#### [What you have to do]
The entries below should appear again in your reply, word for word.

#### [Record extracts]
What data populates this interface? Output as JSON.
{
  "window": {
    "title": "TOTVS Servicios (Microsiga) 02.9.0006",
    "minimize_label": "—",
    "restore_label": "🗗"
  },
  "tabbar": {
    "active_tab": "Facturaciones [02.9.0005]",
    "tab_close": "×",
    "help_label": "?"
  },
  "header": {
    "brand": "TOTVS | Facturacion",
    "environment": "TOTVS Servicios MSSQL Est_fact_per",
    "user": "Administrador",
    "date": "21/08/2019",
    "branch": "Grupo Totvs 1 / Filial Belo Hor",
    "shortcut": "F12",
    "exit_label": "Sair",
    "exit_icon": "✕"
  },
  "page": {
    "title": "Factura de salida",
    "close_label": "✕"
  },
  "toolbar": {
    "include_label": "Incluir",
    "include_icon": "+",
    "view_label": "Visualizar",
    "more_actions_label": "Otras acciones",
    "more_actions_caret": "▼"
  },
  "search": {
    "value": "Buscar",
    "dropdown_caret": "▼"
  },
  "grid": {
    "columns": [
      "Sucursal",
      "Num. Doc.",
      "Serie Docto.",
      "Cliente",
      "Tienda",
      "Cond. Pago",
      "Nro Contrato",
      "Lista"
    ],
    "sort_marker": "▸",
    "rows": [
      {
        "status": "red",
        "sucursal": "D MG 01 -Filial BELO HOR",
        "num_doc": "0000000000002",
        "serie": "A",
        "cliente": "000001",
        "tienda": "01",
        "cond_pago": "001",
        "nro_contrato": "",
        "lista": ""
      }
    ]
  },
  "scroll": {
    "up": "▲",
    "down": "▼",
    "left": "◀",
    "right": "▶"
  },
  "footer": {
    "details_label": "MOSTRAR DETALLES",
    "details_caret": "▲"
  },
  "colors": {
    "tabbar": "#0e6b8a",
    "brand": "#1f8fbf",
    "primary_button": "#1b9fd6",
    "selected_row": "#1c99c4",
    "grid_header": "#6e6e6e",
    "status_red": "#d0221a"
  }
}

#### [Exercise result]
What data populates this interface? Output as JSON.
{
  "window": {
    "title": "TOTVS Servicios (Microsiga) 02.9.0006",
    "minimize_label": "—",
    "restore_label": "🗗"
  },
  "tabbar": {
    "active_tab": "Facturaciones [02.9.0005]",
    "tab_close": "×",
    "help_label": "?"
  },
  "header": {
    "brand": "TOTVS | Facturacion",
    "environment": "TOTVS Servicios MSSQL Est_fact_per",
    "user": "Administrador",
    "date": "21/08/2019",
    "branch": "Grupo Totvs 1 / Filial Belo Hor",
    "shortcut": "F12",
    "exit_label": "Sair",
    "exit_icon": "✕"
  },
  "page": {
    "title": "Factura de salida",
    "close_label": "✕"
  },
  "toolbar": {
    "include_label": "Incluir",
    "include_icon": "+",
    "view_label": "Visualizar",
    "more_actions_label": "Otras acciones",
    "more_actions_caret": "▼"
  },
  "search": {
    "value": "Buscar",
    "dropdown_caret": "▼"
  },
  "grid": {
    "columns": [
      "Sucursal",
      "Num. Doc.",
      "Serie Docto.",
      "Cliente",
      "Tienda",
      "Cond. Pago",
      "Nro Contrato",
      "Lista"
    ],
    "sort_marker": "▸",
    "rows": [
      {
        "status": "red",
        "sucursal": "D MG 01 -Filial BELO HOR",
        "num_doc": "0000000000002",
        "serie": "A",
        "cliente": "000001",
        "tienda": "01",
        "cond_pago": "001",
        "nro_contrato": "",
        "lista": ""
      }
    ]
  },
  "scroll": {
    "up": "▲",
    "down": "▼",
    "left": "◀",
    "right": "▶"
  },
  "footer": {
    "details_label": "MOSTRAR DETALLES",
    "details_caret": "▲"
  },
  "colors": {
    "tabbar": "#0e6b8a",
    "brand": "#1f8fbf",
    "primary_button": "#1b9fd6",
    "selected_row": "#1c99c4",
    "grid_header": "#6e6e6e",
    "status_red": "#d0221a"
  }
}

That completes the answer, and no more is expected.